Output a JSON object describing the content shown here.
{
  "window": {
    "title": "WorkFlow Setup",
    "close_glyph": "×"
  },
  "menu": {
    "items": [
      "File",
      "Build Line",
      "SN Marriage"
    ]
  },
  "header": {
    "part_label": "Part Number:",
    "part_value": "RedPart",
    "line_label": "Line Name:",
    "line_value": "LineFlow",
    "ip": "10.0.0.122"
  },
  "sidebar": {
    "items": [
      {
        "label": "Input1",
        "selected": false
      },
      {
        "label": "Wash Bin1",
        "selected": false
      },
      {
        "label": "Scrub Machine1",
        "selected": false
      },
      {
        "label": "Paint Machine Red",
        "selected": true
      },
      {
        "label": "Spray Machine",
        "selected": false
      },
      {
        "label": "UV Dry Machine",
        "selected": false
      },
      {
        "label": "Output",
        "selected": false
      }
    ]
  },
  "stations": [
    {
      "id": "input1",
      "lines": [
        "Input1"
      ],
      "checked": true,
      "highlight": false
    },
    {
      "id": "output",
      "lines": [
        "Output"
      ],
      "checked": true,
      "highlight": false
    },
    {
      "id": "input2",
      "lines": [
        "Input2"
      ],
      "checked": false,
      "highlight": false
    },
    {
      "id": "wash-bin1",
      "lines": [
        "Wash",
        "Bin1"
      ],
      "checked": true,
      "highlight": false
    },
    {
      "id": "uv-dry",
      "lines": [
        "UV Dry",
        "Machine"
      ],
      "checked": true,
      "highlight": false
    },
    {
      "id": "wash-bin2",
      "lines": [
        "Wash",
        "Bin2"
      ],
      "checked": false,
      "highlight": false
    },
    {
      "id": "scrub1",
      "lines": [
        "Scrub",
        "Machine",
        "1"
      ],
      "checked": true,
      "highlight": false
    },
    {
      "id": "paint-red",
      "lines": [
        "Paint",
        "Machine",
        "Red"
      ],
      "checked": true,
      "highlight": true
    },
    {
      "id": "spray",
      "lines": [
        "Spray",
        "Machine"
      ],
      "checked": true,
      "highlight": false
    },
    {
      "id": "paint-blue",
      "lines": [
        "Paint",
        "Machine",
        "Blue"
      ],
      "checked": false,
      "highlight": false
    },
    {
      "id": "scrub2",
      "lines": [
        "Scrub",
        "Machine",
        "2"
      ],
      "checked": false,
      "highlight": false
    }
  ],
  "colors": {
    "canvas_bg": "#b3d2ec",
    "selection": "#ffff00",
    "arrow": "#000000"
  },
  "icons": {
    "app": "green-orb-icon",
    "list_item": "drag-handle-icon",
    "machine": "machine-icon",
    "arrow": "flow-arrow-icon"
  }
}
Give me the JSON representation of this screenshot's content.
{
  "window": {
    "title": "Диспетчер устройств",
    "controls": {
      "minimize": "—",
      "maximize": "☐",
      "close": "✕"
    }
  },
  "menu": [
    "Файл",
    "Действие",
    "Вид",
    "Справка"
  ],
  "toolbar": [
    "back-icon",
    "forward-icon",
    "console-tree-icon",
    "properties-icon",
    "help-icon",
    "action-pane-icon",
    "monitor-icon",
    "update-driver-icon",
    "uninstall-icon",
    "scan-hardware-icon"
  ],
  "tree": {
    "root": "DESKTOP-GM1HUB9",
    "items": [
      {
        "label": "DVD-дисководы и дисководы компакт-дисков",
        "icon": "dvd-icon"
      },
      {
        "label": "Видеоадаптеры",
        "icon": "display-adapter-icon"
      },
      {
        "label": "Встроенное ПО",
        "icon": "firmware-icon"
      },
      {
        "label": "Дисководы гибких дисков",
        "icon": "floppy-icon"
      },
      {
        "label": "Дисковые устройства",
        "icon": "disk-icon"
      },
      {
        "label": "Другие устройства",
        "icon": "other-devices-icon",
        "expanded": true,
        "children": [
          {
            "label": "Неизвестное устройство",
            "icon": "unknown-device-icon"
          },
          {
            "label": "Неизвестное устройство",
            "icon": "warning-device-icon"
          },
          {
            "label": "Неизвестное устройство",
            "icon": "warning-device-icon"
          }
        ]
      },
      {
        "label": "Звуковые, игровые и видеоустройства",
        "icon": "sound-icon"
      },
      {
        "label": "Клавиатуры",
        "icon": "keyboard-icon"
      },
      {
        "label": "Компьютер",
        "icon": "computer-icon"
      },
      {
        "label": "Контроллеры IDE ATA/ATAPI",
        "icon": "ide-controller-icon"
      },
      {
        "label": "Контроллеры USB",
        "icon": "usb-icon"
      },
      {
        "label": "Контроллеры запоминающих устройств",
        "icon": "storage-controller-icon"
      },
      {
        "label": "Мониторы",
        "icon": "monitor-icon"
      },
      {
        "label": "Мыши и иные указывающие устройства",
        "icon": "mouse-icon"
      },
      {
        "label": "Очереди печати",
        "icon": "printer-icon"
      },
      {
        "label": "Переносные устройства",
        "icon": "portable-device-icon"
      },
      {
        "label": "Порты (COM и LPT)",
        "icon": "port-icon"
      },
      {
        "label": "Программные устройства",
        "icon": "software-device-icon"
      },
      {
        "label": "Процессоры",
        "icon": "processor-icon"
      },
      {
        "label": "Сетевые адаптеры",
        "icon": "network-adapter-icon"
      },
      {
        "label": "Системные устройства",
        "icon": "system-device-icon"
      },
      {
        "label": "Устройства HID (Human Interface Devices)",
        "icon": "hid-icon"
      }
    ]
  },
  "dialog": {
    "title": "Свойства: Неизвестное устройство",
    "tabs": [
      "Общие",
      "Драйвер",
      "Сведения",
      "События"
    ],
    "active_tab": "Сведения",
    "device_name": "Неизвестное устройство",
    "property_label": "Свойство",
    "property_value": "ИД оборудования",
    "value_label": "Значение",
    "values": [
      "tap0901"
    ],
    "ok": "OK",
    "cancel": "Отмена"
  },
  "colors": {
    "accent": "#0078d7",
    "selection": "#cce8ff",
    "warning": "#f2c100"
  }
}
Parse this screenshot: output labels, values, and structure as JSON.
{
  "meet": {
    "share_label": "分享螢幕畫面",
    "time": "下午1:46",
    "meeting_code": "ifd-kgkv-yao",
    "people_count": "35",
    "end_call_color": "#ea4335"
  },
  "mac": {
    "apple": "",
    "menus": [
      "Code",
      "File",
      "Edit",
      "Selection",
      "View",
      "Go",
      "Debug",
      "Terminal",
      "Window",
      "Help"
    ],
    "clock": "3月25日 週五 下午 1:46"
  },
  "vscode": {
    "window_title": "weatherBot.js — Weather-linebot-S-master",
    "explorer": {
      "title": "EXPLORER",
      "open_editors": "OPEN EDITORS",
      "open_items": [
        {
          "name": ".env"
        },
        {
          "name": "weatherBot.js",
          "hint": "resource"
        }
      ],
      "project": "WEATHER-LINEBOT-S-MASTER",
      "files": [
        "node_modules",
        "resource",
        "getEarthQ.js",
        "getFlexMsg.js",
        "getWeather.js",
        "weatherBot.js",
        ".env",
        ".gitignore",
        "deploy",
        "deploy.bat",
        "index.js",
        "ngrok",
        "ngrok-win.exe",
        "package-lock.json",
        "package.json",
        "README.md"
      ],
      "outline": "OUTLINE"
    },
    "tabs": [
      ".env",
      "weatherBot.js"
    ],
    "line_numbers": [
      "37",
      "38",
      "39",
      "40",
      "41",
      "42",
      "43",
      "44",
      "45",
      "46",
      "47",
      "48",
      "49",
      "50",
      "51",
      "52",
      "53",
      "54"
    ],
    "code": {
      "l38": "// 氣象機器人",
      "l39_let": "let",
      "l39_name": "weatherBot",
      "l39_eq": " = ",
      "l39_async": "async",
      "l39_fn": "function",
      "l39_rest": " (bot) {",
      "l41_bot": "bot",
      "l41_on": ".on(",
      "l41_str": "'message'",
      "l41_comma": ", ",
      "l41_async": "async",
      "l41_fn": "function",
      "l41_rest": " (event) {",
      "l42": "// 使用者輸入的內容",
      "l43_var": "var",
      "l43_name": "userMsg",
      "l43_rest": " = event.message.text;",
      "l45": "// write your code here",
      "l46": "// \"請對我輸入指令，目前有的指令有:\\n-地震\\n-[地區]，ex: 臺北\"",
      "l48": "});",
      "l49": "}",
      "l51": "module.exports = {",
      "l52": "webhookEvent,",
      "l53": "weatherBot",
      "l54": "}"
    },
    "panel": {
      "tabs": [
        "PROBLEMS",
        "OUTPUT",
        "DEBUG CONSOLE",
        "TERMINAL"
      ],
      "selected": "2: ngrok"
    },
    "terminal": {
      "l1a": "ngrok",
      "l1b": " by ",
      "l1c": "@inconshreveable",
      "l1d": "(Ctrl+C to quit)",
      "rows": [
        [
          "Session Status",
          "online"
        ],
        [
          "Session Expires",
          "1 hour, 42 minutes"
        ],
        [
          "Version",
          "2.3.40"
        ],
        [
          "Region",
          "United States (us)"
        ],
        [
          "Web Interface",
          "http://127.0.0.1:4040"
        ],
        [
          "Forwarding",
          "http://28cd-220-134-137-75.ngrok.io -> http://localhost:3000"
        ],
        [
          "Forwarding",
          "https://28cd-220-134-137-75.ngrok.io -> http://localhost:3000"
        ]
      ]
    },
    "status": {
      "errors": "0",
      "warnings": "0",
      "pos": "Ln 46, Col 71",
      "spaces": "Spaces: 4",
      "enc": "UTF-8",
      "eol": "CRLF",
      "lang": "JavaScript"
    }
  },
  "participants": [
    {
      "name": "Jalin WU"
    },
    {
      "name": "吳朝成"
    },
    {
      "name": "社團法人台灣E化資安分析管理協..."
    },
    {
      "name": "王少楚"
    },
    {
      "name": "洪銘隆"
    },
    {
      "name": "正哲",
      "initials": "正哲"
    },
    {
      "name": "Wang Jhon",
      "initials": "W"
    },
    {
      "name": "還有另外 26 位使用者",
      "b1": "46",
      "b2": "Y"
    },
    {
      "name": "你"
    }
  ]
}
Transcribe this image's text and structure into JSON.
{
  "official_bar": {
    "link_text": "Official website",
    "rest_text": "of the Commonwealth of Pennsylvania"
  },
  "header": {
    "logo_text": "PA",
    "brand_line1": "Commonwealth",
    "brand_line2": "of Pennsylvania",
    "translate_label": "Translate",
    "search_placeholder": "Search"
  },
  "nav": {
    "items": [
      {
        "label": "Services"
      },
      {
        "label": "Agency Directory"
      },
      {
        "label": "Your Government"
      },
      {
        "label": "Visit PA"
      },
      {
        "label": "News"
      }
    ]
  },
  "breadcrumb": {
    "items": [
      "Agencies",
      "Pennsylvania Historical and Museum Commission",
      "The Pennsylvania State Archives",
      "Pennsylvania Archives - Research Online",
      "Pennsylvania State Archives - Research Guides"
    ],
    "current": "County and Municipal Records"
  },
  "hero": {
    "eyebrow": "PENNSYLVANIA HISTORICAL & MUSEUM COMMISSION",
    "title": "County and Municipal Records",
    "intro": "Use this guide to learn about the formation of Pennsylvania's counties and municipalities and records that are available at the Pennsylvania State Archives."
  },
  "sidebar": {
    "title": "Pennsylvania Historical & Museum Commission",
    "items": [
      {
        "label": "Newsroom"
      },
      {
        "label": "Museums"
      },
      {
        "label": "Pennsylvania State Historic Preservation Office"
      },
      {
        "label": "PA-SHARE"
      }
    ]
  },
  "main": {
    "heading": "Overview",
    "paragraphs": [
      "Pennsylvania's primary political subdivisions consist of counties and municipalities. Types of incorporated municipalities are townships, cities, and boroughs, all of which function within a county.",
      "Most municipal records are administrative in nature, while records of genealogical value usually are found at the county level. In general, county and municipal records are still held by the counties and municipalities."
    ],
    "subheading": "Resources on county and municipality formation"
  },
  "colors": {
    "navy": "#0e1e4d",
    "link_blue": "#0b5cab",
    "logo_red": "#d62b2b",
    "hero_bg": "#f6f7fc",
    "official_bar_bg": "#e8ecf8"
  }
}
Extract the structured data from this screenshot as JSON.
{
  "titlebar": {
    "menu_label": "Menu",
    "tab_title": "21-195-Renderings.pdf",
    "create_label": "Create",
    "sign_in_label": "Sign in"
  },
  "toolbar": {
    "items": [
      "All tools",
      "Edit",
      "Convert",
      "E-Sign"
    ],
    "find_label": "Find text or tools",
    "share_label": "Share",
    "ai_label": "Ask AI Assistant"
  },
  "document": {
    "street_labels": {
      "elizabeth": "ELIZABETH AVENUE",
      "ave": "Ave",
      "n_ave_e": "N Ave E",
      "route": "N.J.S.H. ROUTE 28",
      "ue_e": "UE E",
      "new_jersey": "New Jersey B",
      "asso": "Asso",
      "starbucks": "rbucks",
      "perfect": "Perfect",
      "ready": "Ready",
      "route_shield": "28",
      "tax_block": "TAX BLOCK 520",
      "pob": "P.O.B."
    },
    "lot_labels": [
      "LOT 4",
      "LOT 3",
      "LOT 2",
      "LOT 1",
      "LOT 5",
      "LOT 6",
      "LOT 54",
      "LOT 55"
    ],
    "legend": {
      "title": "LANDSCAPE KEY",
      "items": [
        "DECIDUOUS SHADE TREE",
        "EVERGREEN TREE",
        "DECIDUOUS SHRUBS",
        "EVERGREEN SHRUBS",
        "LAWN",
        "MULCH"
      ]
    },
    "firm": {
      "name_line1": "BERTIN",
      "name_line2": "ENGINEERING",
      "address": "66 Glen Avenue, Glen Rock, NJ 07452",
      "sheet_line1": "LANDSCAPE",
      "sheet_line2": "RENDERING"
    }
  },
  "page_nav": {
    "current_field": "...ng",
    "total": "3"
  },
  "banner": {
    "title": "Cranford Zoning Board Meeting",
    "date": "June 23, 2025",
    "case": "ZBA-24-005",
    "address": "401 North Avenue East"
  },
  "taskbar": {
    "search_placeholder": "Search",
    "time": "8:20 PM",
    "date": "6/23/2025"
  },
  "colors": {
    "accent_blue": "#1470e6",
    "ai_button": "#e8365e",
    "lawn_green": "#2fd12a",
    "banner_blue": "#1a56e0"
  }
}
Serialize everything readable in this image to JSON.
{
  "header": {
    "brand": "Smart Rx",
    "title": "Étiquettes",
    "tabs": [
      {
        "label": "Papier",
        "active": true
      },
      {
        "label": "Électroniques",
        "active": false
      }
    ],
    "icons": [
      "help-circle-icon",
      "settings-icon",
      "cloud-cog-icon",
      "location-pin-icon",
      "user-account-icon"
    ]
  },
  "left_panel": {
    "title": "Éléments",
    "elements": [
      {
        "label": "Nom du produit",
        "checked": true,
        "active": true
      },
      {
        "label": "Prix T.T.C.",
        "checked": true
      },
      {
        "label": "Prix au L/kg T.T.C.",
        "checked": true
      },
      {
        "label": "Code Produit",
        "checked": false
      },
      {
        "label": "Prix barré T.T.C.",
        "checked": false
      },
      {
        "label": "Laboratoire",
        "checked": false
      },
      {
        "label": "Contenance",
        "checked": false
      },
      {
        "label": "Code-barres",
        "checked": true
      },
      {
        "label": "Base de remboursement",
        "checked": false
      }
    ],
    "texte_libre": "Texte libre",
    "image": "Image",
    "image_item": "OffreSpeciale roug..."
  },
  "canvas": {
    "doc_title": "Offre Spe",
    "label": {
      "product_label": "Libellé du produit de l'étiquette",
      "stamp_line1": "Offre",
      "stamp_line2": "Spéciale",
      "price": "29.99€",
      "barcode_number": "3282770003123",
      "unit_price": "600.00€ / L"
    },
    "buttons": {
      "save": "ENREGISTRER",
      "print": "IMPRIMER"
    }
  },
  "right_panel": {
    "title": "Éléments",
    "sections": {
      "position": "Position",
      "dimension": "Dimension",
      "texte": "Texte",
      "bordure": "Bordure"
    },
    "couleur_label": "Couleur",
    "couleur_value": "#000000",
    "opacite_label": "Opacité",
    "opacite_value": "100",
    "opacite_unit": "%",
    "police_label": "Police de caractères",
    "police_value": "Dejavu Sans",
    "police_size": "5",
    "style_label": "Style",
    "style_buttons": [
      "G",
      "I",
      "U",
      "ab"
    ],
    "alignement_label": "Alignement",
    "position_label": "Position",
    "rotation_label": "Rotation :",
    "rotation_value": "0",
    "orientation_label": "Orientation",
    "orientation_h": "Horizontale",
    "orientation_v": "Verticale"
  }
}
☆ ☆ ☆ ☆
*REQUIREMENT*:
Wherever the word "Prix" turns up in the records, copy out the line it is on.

*RESPONSE AREA*:
        "label": "Prix T.T.C.",
        "label": "Prix au L/kg T.T.C.",
        "label": "Prix barré T.T.C.",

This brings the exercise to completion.